** Opening INFORMATION block **

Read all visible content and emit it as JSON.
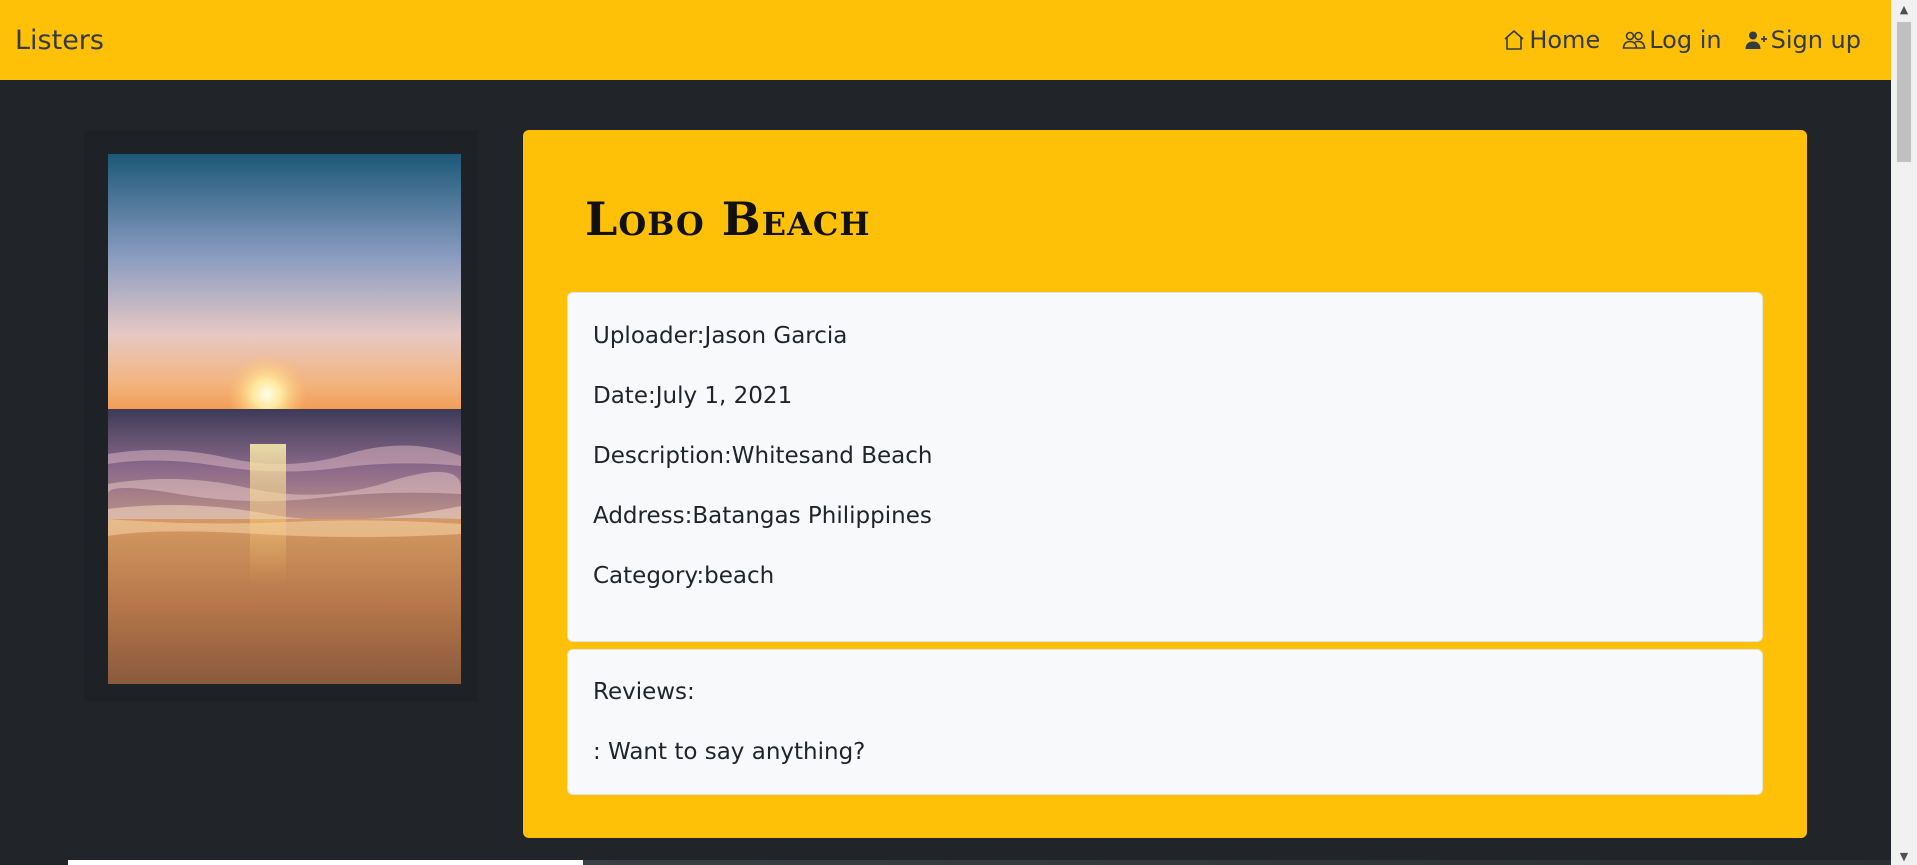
{
  "navbar": {
    "brand": "Listers",
    "links": [
      {
        "label": "Home",
        "icon": "home-icon"
      },
      {
        "label": "Log in",
        "icon": "people-icon"
      },
      {
        "label": "Sign up",
        "icon": "person-plus-icon"
      }
    ]
  },
  "listing": {
    "title": "Lobo Beach",
    "image": "beach-sunset-photo",
    "fields": [
      {
        "label": "Uploader:",
        "value": "Jason Garcia"
      },
      {
        "label": "Date:",
        "value": "July 1, 2021"
      },
      {
        "label": "Description:",
        "value": "Whitesand Beach"
      },
      {
        "label": "Address:",
        "value": "Batangas Philippines"
      },
      {
        "label": "Category:",
        "value": "beach"
      }
    ]
  },
  "reviews": {
    "label": "Reviews:",
    "prompt": ": Want to say anything?"
  },
  "colors": {
    "accent": "#ffc107",
    "background": "#212529",
    "card": "#f8f9fa"
  }
}
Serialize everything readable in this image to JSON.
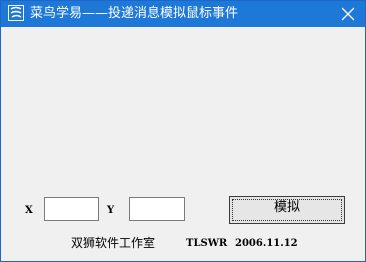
{
  "window": {
    "title": "菜鸟学易——投递消息模拟鼠标事件",
    "title_color": "#1e78d7",
    "icon": "app-logo-icon",
    "close_icon": "close-icon"
  },
  "form": {
    "x_label": "X",
    "y_label": "Y",
    "x_value": "",
    "y_value": "",
    "simulate_button": "模拟"
  },
  "footer": {
    "company": "双狮软件工作室",
    "code": "TLSWR",
    "date": "2006.11.12"
  }
}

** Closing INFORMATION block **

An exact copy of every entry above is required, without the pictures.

Read all visible content and emit it as JSON.
{
  "navbar": {
    "brand": "Listers",
    "links": [
      {
        "label": "Home",
        "icon": "home-icon"
      },
      {
        "label": "Log in",
        "icon": "people-icon"
      },
      {
        "label": "Sign up",
        "icon": "person-plus-icon"
      }
    ]
  },
  "listing": {
    "title": "Lobo Beach",
    "image": "beach-sunset-photo",
    "fields": [
      {
        "label": "Uploader:",
        "value": "Jason Garcia"
      },
      {
        "label": "Date:",
        "value": "July 1, 2021"
      },
      {
        "label": "Description:",
        "value": "Whitesand Beach"
      },
      {
        "label": "Address:",
        "value": "Batangas Philippines"
      },
      {
        "label": "Category:",
        "value": "beach"
      }
    ]
  },
  "reviews": {
    "label": "Reviews:",
    "prompt": ": Want to say anything?"
  },
  "colors": {
    "accent": "#ffc107",
    "background": "#212529",
    "card": "#f8f9fa"
  }
}
Serialize everything readable in this image to JSON.
{
  "window": {
    "title": "菜鸟学易——投递消息模拟鼠标事件",
    "title_color": "#1e78d7",
    "icon": "app-logo-icon",
    "close_icon": "close-icon"
  },
  "form": {
    "x_label": "X",
    "y_label": "Y",
    "x_value": "",
    "y_value": "",
    "simulate_button": "模拟"
  },
  "footer": {
    "company": "双狮软件工作室",
    "code": "TLSWR",
    "date": "2006.11.12"
  }
}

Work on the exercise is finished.